|Posted on 20 October, 2014 at 4:40|
Keeping staff up-to-date with professional learning can be rather difficult, particularly in the area of technology were the skillset and knowledge of staff can vary immensely. There are a number of ways of sharing such information with staff that will not overwhelm them or take up too much of their free time.
Professional Learning Teams
Schools are beginning to embrace the concept of grouping staff based on their skillset to personalise professional learning. This enables expert teachers to share their knowledge of certain key areas such as curriculum, behaviour management and other upcoming developments that will impact teaching and learning with staff. These teams meet periodically, such as part of faculty time or a dedicated lunch time) with a clear agenda and overall goal. The goal could be to improve school programs or policies collaboratively. It is also a fantastic opportunity for staff to work on a whole school initiative and then champion the initiative within their own faculty or year group.
Before School Meetings

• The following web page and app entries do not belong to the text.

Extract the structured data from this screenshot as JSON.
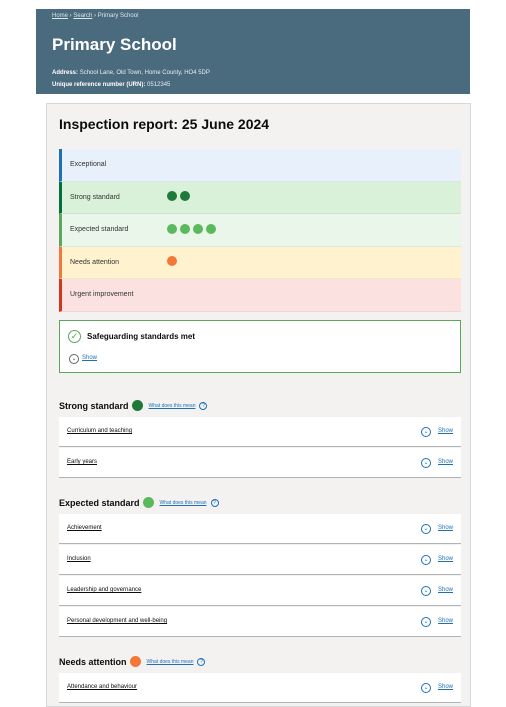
{
  "header": {
    "breadcrumb": [
      "Home",
      "Search",
      "Primary School"
    ],
    "breadcrumb_sep": " › ",
    "school_title": "Primary School",
    "address_label": "Address:",
    "address_value": "School Lane, Old Town, Home County, HO4 5DP",
    "urn_label": "Unique reference number (URN):",
    "urn_value": "0512345"
  },
  "report": {
    "title": "Inspection report: 25 June 2024"
  },
  "scale": [
    {
      "label": "Exceptional",
      "bg": "#e8f1fb",
      "border": "#1d70b8",
      "dots": 0,
      "dot_color": ""
    },
    {
      "label": "Strong standard",
      "bg": "#d9f0d9",
      "border": "#00703c",
      "dots": 2,
      "dot_color": "#1f7a3a"
    },
    {
      "label": "Expected standard",
      "bg": "#eaf6ea",
      "border": "#5aa85a",
      "dots": 4,
      "dot_color": "#5cb85c"
    },
    {
      "label": "Needs attention",
      "bg": "#fff3cf",
      "border": "#f47738",
      "dots": 1,
      "dot_color": "#f47738"
    },
    {
      "label": "Urgent improvement",
      "bg": "#fbe2e0",
      "border": "#d4351c",
      "dots": 0,
      "dot_color": ""
    }
  ],
  "safeguarding": {
    "tick": "✓",
    "label": "Safeguarding standards met",
    "show_icon": "⌄",
    "show": "Show"
  },
  "common": {
    "what_does_this_mean": "What does this mean",
    "help_glyph": "?",
    "show": "Show",
    "show_icon": "⌄"
  },
  "sections": [
    {
      "title": "Strong standard",
      "dot_color": "#1f7a3a",
      "items": [
        "Curriculum and teaching",
        "Early years"
      ]
    },
    {
      "title": "Expected standard",
      "dot_color": "#5cb85c",
      "items": [
        "Achievement",
        "Inclusion",
        "Leadership and governance",
        "Personal development and well-being"
      ]
    },
    {
      "title": "Needs attention",
      "dot_color": "#f47738",
      "items": [
        "Attendance and behaviour"
      ]
    }
  ]
}
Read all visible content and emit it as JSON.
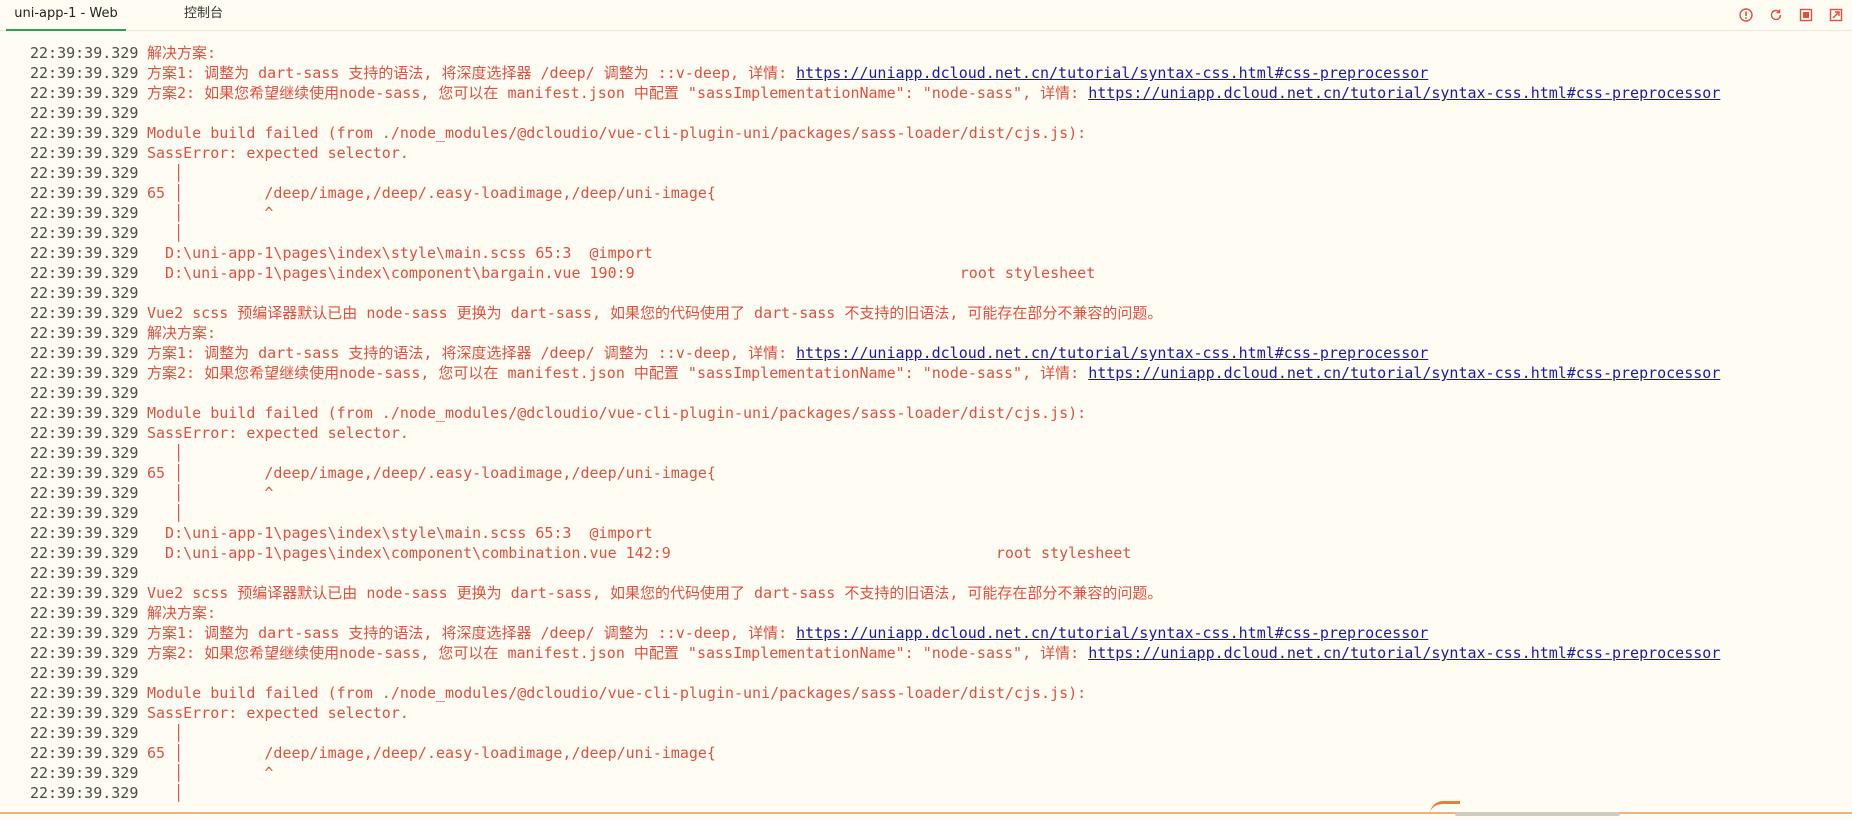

Quick meetings before school are extremely effective. Staff typically meet in the school’s common room and attend a 15 minute presentation on a specific topic. For example, if showing all staff “How to use Popplet to increase literacy”, a quick overview with step by step instructions followed by a Q&A is sufficient to encourage staff to implement the technological tool into their lesson plans with minimal fuss. It is recommended that these sessions are held regularly on the same school day and time. For maximum results, ask staff to complete a survey requesting which professional learning topics appeal most to them and create an agenda based on the findings.
Instructional email communications
Attending professional learning sessions may not be possible for all staff due to their professional and personal commitments, so using email to distribute information on professional learning matters using graphic organisers may be ideal. Particularly in terms of using technology, offering staff with handouts that acts as a ‘cheat sheet’ will encourage staff to put into practice what they have learned. This is effective as it is learned in their own time and can be implemented into any lesson as it can be stored in their day books and referred to at any time.
Regardless of the strategy/ies that the school implements, it is imperative that a holistic approach is used and that all staff are willing to participate in the professional learning program. It is also wise to map professional learning activities to BOSTES Accreditation Standards as this will encourage staff to work towards attaining their own professional goals whilst working together to achieve overall school goals.